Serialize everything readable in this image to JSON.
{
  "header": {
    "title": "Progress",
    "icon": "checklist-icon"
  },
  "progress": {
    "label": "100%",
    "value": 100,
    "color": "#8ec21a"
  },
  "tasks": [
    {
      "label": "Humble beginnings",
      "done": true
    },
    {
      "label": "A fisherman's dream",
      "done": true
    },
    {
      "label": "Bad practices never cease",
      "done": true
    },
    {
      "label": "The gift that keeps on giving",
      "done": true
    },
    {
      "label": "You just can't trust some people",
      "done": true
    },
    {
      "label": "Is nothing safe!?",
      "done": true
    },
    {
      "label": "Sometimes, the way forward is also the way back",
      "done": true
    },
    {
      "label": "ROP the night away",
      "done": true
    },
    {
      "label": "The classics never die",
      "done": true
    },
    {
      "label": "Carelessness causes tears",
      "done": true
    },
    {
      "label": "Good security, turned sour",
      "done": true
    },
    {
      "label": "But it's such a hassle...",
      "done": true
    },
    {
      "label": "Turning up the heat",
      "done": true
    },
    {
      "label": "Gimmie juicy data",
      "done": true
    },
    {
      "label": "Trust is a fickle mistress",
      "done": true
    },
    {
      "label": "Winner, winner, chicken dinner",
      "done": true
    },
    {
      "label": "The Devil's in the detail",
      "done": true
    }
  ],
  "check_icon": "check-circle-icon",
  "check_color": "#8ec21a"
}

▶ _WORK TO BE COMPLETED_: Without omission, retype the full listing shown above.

▶ _TASK OUTPUT_:
Serialize everything readable in this image to JSON.
{
  "header": {
    "title": "Progress",
    "icon": "checklist-icon"
  },
  "progress": {
    "label": "100%",
    "value": 100,
    "color": "#8ec21a"
  },
  "tasks": [
    {
      "label": "Humble beginnings",
      "done": true
    },
    {
      "label": "A fisherman's dream",
      "done": true
    },
    {
      "label": "Bad practices never cease",
      "done": true
    },
    {
      "label": "The gift that keeps on giving",
      "done": true
    },
    {
      "label": "You just can't trust some people",
      "done": true
    },
    {
      "label": "Is nothing safe!?",
      "done": true
    },
    {
      "label": "Sometimes, the way forward is also the way back",
      "done": true
    },
    {
      "label": "ROP the night away",
      "done": true
    },
    {
      "label": "The classics never die",
      "done": true
    },
    {
      "label": "Carelessness causes tears",
      "done": true
    },
    {
      "label": "Good security, turned sour",
      "done": true
    },
    {
      "label": "But it's such a hassle...",
      "done": true
    },
    {
      "label": "Turning up the heat",
      "done": true
    },
    {
      "label": "Gimmie juicy data",
      "done": true
    },
    {
      "label": "Trust is a fickle mistress",
      "done": true
    },
    {
      "label": "Winner, winner, chicken dinner",
      "done": true
    },
    {
      "label": "The Devil's in the detail",
      "done": true
    }
  ],
  "check_icon": "check-circle-icon",
  "check_color": "#8ec21a"
}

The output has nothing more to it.